Furthermore, the Geo 2.0 has a quick select function to view your most recent dive for your convenience so you don’t have to go through the menus manually.
Oceanic Geo 2.0 Review: The Verdict
The Oceanic Geo 2.0 is a powerful dive computer for recreational divers and for those who want to wear it as a daily watch. It has plenty of functionality thanks to its diving modes, and even has a freediving mode with an extensive list of features. Whether you are a Scuba diver, freediver, or spearo, there’s something in this watch for you.
Furthermore, its slim profile helps to keep it comfortable when worn for long periods of time.

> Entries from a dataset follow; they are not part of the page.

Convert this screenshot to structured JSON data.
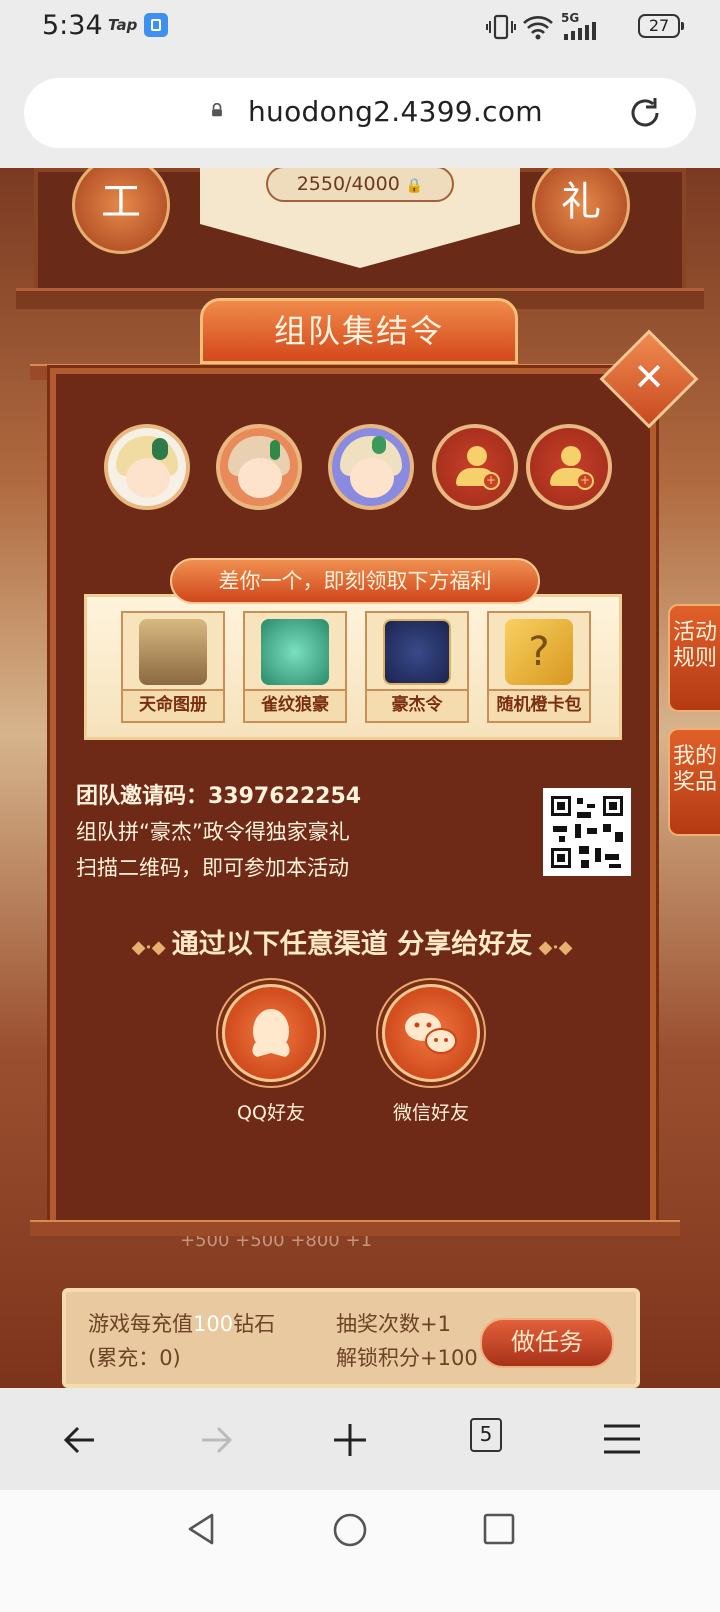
{
  "status_bar": {
    "time": "5:34",
    "app_badge": "Tap",
    "network": "5G",
    "battery": "27"
  },
  "browser": {
    "url": "huodong2.4399.com",
    "tab_count": "5"
  },
  "background": {
    "progress_text": "2550/4000",
    "left_circle_char": "工",
    "right_circle_char": "礼",
    "side_tab_rules": "活动规则",
    "side_tab_prizes": "我的奖品",
    "numbers_row": "+500        +500        +800  +1"
  },
  "task_bar": {
    "line1_prefix": "游戏每充值",
    "line1_highlight": "100",
    "line1_suffix": "钻石",
    "line2": "(累充：0)",
    "reward1": "抽奖次数+1",
    "reward2": "解锁积分+100",
    "button_label": "做任务"
  },
  "modal": {
    "title": "组队集结令",
    "reward_banner": "差你一个，即刻领取下方福利",
    "rewards": [
      {
        "label": "天命图册"
      },
      {
        "label": "雀纹狼豪"
      },
      {
        "label": "豪杰令"
      },
      {
        "label": "随机橙卡包"
      }
    ],
    "invite_code_label": "团队邀请码：3397622254",
    "invite_line2": "组队拼“豪杰”政令得独家豪礼",
    "invite_line3": "扫描二维码，即可参加本活动",
    "share_title": "通过以下任意渠道 分享给好友",
    "share_qq": "QQ好友",
    "share_wechat": "微信好友"
  },
  "colors": {
    "modal_bg": "#6e2a16",
    "accent_orange": "#d4481c",
    "gold": "#f4c890"
  }
}
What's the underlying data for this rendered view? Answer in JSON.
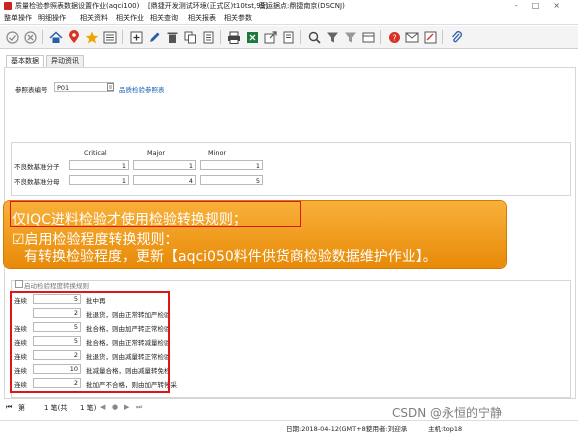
{
  "window": {
    "title": "质量检验参照表数据设置作业(aqci100)",
    "env": "[鼎捷开发测试环境(正式区)t10tst,99]",
    "user": "营运据点:鼎捷南京(DSCNJ)",
    "controls": [
      "-",
      "□",
      "×"
    ]
  },
  "menu": [
    "整单操作",
    "明细操作",
    "相关资料",
    "相关作业",
    "相关查询",
    "相关报表",
    "相关参数"
  ],
  "toolbar_icons": [
    "check-icon",
    "cancel-icon",
    "home-icon",
    "location-pin-icon",
    "star-icon",
    "list-icon",
    "add-icon",
    "edit-icon",
    "delete-icon",
    "copy-icon",
    "print-icon",
    "excel-icon",
    "export-icon",
    "search-icon",
    "filter-icon",
    "sort-icon",
    "field-icon",
    "help-icon",
    "mail-icon",
    "attach-icon"
  ],
  "tabs": [
    "基本数据",
    "异动资讯"
  ],
  "form": {
    "ref_label": "参照表编号",
    "ref_value": "P01",
    "ref_link": "品质检验参照表",
    "headers": [
      "Critical",
      "Major",
      "Minor"
    ],
    "row1_label": "不良数基准分子",
    "row2_label": "不良数基准分母",
    "row1_values": [
      "1",
      "1",
      "1"
    ],
    "row2_values": [
      "1",
      "4",
      "5"
    ]
  },
  "callout": {
    "line1": "仅IQC进料检验才使用检验转换规则；",
    "line2": "☑启用检验程度转换规则：",
    "line3": "有转换检验程度，更新【aqci050料件供货商检验数据维护作业】。"
  },
  "enable_checkbox_label": "启动检验程度转换规则",
  "rules": [
    {
      "prefix": "连续",
      "value": "5",
      "text": "批中再"
    },
    {
      "prefix": "",
      "value": "2",
      "text": "批退货，则由正常转加严检验"
    },
    {
      "prefix": "连续",
      "value": "5",
      "text": "批合格，则由加严转正常检验"
    },
    {
      "prefix": "连续",
      "value": "5",
      "text": "批合格，则由正常转减量检验"
    },
    {
      "prefix": "连续",
      "value": "2",
      "text": "批退货，则由减量转正常检验"
    },
    {
      "prefix": "连续",
      "value": "10",
      "text": "批减量合格，则由减量转免检"
    },
    {
      "prefix": "连续",
      "value": "2",
      "text": "批加严不合格，则由加严转停采"
    }
  ],
  "pager": {
    "first": "⏮",
    "prev": "◀",
    "label": "1 笔(共",
    "count": "1 笔)",
    "total_prefix": "第",
    "next": "▶",
    "last": "⏭",
    "circle": "●"
  },
  "status": {
    "date": "日期:2018-04-12(GMT+8)",
    "user": "使用者:刘迎承",
    "host": "主机:top18"
  },
  "watermark": "CSDN @永恒的宁静"
}
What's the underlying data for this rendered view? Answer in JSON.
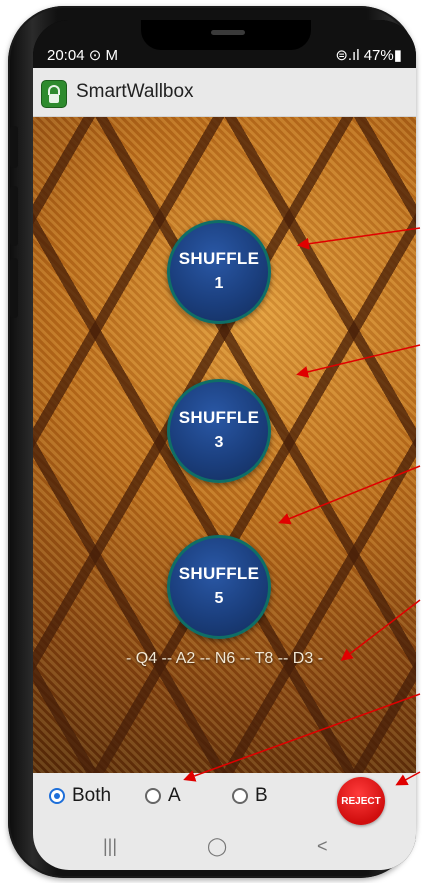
{
  "status_bar": {
    "time": "20:04 ⊙ M",
    "right": "⊜.ıl 47%▮"
  },
  "app": {
    "title": "SmartWallbox"
  },
  "buttons": [
    {
      "label": "SHUFFLE",
      "number": "1"
    },
    {
      "label": "SHUFFLE",
      "number": "3"
    },
    {
      "label": "SHUFFLE",
      "number": "5"
    }
  ],
  "code_sequence": "- Q4 -- A2 -- N6 -- T8 -- D3 -",
  "radios": {
    "selected": "Both",
    "options": [
      "Both",
      "A",
      "B"
    ]
  },
  "reject": {
    "label": "REJECT",
    "color": "#e01818"
  },
  "nav": {
    "recent": "|||",
    "home": "◯",
    "back": "<"
  },
  "colors": {
    "annotation_arrow": "#e00000",
    "shuffle_fill": "#1b3f7e"
  }
}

Pair that with a watch mode, and you have yourself a wristwatch and a dive computer in one device. However, being small can also be a downside, since the Geo 2.0 has less screen real estate to display its information. Divers with aging eyes may have trouble reading the display.
In addition to its diving modes, the Geo 2.0 even has dual algorithms which can help control the pace of the dive. The PZ+ algorithm is the more conservative of the two, and the DSAT more liberal. You can even adjust the conservatism setting of each algorithm to further customize your dive experience.

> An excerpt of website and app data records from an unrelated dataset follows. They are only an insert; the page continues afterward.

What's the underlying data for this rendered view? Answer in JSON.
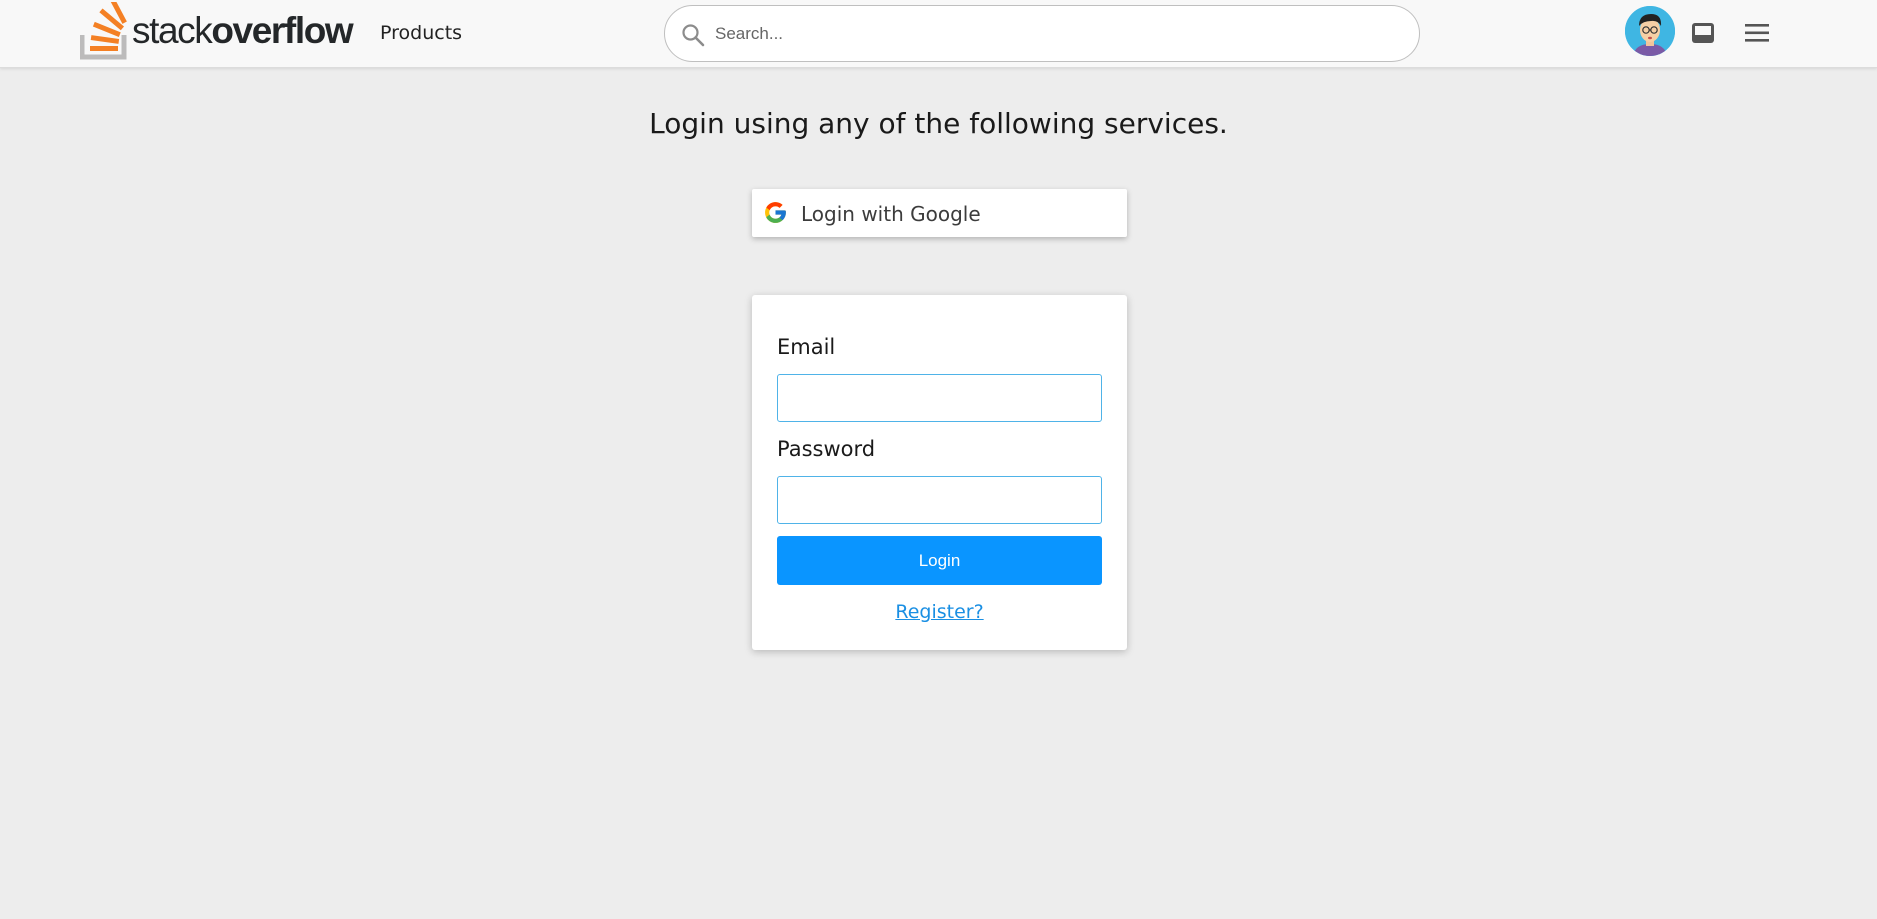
{
  "header": {
    "logo": {
      "word_light": "stack",
      "word_bold": "overflow"
    },
    "products_label": "Products",
    "search": {
      "placeholder": "Search...",
      "value": ""
    },
    "icons": [
      "search-icon",
      "avatar",
      "inbox-icon",
      "hamburger-menu-icon"
    ]
  },
  "main": {
    "heading": "Login using any of the following services.",
    "google_button_label": "Login with Google",
    "form": {
      "email_label": "Email",
      "email_value": "",
      "password_label": "Password",
      "password_value": "",
      "login_button_label": "Login",
      "register_link": "Register?"
    }
  },
  "colors": {
    "page_background": "#ededed",
    "header_background": "#f8f8f8",
    "logo_orange": "#f48024",
    "logo_gray": "#bcbbbb",
    "primary_button": "#0a95ff",
    "input_border": "#4fb3e8",
    "link": "#1a8fe3",
    "avatar_background": "#3fb6e3"
  }
}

When compared to other scuba computers in a similar price range, the Oceanic Geo 2.0 has a clear advantage. It provides all of the basic features that other dive watches have, but in addition to that, it also has a freediving mode, an extra dive algorithm, seamless gas switching between Nitrox mixes, and four buttons to easily navigate the interface.
If you are an advanced or technical diver who is looking for features like a digital compass or air integration support, you won’t find it here. Those are premium features that will increase the cost significantly. Most divers don’t need those features, and what the Geo 2.0 provides is plenty for beginners who are on a budget.
With the amount of features packed into this small device, Oceanic have managed to create a powerful, versatile dive watch that can also be used as an everyday watch. They clearly did not compromise on their product, and you will not lack for safety when using the Geo 2.0.
- Four side buttons and intuitive interface design makes it easy to use.
- Has a freediving mode in addition to Air, Nitrox and Gauge.
- Can switch between two gas mixes.
- Can double as a wrist watch thanks to its slim profile and watch mode functionality.
- Dual algorithms with adjustable conservatism levels.
- Features all of the functions a beginner or mid-level diver needs.
- The small display can be difficult on aging eyes.
- Small logbook capacity of only 24 dives.
- No air integration support.